How to complete this task: Each of the following records is to be output exactly.

---------- Extracted records

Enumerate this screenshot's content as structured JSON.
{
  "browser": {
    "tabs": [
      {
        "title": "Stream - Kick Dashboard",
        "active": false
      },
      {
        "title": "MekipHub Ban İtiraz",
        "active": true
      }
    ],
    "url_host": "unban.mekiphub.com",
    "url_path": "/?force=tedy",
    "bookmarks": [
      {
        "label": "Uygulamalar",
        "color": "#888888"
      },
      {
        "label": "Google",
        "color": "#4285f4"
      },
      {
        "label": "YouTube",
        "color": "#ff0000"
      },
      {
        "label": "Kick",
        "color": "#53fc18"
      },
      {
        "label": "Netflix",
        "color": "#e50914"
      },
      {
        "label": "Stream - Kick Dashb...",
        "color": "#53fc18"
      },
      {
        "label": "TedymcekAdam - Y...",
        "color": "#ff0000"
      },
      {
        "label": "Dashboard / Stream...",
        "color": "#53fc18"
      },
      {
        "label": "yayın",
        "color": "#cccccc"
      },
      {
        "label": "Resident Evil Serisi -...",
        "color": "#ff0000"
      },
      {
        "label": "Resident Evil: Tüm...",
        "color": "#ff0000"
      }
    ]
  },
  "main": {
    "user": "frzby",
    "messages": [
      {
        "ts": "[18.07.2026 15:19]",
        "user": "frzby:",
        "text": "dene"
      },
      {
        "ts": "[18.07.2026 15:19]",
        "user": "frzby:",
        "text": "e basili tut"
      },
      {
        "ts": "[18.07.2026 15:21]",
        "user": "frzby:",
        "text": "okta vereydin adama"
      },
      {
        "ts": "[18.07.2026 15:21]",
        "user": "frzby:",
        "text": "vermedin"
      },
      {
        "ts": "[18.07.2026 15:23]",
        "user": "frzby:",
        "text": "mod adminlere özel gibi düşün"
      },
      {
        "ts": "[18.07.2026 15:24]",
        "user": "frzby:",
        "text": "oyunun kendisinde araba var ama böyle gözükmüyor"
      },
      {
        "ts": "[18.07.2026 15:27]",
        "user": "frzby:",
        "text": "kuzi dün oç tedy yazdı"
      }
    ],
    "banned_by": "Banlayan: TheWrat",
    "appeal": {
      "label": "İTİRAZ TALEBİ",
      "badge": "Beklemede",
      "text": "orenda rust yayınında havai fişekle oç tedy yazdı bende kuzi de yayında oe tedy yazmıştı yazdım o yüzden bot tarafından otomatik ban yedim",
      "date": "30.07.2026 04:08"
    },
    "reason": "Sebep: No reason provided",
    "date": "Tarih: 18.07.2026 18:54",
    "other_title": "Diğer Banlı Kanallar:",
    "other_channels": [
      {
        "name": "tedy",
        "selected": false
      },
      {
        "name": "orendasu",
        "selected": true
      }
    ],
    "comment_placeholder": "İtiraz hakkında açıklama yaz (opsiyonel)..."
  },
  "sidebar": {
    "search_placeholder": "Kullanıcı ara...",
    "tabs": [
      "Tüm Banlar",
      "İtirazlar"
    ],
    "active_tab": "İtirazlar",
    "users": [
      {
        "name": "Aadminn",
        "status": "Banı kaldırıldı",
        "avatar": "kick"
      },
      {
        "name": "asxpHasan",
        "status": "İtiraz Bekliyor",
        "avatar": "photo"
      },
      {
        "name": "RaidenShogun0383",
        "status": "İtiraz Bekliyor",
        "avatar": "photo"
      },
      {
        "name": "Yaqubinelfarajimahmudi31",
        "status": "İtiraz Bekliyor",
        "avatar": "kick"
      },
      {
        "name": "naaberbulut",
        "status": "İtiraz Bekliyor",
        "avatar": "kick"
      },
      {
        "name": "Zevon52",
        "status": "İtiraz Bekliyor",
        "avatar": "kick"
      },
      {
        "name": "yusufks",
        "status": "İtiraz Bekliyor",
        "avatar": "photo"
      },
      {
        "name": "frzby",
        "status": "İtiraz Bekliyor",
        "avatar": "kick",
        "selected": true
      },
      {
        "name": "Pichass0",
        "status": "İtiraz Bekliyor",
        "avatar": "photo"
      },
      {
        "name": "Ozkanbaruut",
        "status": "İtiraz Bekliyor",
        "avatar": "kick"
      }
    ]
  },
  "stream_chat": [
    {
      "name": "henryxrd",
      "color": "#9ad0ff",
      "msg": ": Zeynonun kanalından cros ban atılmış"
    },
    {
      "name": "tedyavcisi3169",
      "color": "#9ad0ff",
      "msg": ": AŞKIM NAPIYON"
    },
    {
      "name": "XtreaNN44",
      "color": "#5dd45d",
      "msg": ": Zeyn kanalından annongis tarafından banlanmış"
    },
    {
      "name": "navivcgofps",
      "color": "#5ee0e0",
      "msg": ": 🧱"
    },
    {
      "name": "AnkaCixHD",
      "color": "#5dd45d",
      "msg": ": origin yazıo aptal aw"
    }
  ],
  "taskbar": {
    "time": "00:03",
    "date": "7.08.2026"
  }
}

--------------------

Exercise response:
Enumerate this screenshot's content as structured JSON.
{
  "browser": {
    "tabs": [
      {
        "title": "Stream - Kick Dashboard",
        "active": false
      },
      {
        "title": "MekipHub Ban İtiraz",
        "active": true
      }
    ],
    "url_host": "unban.mekiphub.com",
    "url_path": "/?force=tedy",
    "bookmarks": [
      {
        "label": "Uygulamalar",
        "color": "#888888"
      },
      {
        "label": "Google",
        "color": "#4285f4"
      },
      {
        "label": "YouTube",
        "color": "#ff0000"
      },
      {
        "label": "Kick",
        "color": "#53fc18"
      },
      {
        "label": "Netflix",
        "color": "#e50914"
      },
      {
        "label": "Stream - Kick Dashb...",
        "color": "#53fc18"
      },
      {
        "label": "TedymcekAdam - Y...",
        "color": "#ff0000"
      },
      {
        "label": "Dashboard / Stream...",
        "color": "#53fc18"
      },
      {
        "label": "yayın",
        "color": "#cccccc"
      },
      {
        "label": "Resident Evil Serisi -...",
        "color": "#ff0000"
      },
      {
        "label": "Resident Evil: Tüm...",
        "color": "#ff0000"
      }
    ]
  },
  "main": {
    "user": "frzby",
    "messages": [
      {
        "ts": "[18.07.2026 15:19]",
        "user": "frzby:",
        "text": "dene"
      },
      {
        "ts": "[18.07.2026 15:19]",
        "user": "frzby:",
        "text": "e basili tut"
      },
      {
        "ts": "[18.07.2026 15:21]",
        "user": "frzby:",
        "text": "okta vereydin adama"
      },
      {
        "ts": "[18.07.2026 15:21]",
        "user": "frzby:",
        "text": "vermedin"
      },
      {
        "ts": "[18.07.2026 15:23]",
        "user": "frzby:",
        "text": "mod adminlere özel gibi düşün"
      },
      {
        "ts": "[18.07.2026 15:24]",
        "user": "frzby:",
        "text": "oyunun kendisinde araba var ama böyle gözükmüyor"
      },
      {
        "ts": "[18.07.2026 15:27]",
        "user": "frzby:",
        "text": "kuzi dün oç tedy yazdı"
      }
    ],
    "banned_by": "Banlayan: TheWrat",
    "appeal": {
      "label": "İTİRAZ TALEBİ",
      "badge": "Beklemede",
      "text": "orenda rust yayınında havai fişekle oç tedy yazdı bende kuzi de yayında oe tedy yazmıştı yazdım o yüzden bot tarafından otomatik ban yedim",
      "date": "30.07.2026 04:08"
    },
    "reason": "Sebep: No reason provided",
    "date": "Tarih: 18.07.2026 18:54",
    "other_title": "Diğer Banlı Kanallar:",
    "other_channels": [
      {
        "name": "tedy",
        "selected": false
      },
      {
        "name": "orendasu",
        "selected": true
      }
    ],
    "comment_placeholder": "İtiraz hakkında açıklama yaz (opsiyonel)..."
  },
  "sidebar": {
    "search_placeholder": "Kullanıcı ara...",
    "tabs": [
      "Tüm Banlar",
      "İtirazlar"
    ],
    "active_tab": "İtirazlar",
    "users": [
      {
        "name": "Aadminn",
        "status": "Banı kaldırıldı",
        "avatar": "kick"
      },
      {
        "name": "asxpHasan",
        "status": "İtiraz Bekliyor",
        "avatar": "photo"
      },
      {
        "name": "RaidenShogun0383",
        "status": "İtiraz Bekliyor",
        "avatar": "photo"
      },
      {
        "name": "Yaqubinelfarajimahmudi31",
        "status": "İtiraz Bekliyor",
        "avatar": "kick"
      },
      {
        "name": "naaberbulut",
        "status": "İtiraz Bekliyor",
        "avatar": "kick"
      },
      {
        "name": "Zevon52",
        "status": "İtiraz Bekliyor",
        "avatar": "kick"
      },
      {
        "name": "yusufks",
        "status": "İtiraz Bekliyor",
        "avatar": "photo"
      },
      {
        "name": "frzby",
        "status": "İtiraz Bekliyor",
        "avatar": "kick",
        "selected": true
      },
      {
        "name": "Pichass0",
        "status": "İtiraz Bekliyor",
        "avatar": "photo"
      },
      {
        "name": "Ozkanbaruut",
        "status": "İtiraz Bekliyor",
        "avatar": "kick"
      }
    ]
  },
  "stream_chat": [
    {
      "name": "henryxrd",
      "color": "#9ad0ff",
      "msg": ": Zeynonun kanalından cros ban atılmış"
    },
    {
      "name": "tedyavcisi3169",
      "color": "#9ad0ff",
      "msg": ": AŞKIM NAPIYON"
    },
    {
      "name": "XtreaNN44",
      "color": "#5dd45d",
      "msg": ": Zeyn kanalından annongis tarafından banlanmış"
    },
    {
      "name": "navivcgofps",
      "color": "#5ee0e0",
      "msg": ": 🧱"
    },
    {
      "name": "AnkaCixHD",
      "color": "#5dd45d",
      "msg": ": origin yazıo aptal aw"
    }
  ],
  "taskbar": {
    "time": "00:03",
    "date": "7.08.2026"
  }
}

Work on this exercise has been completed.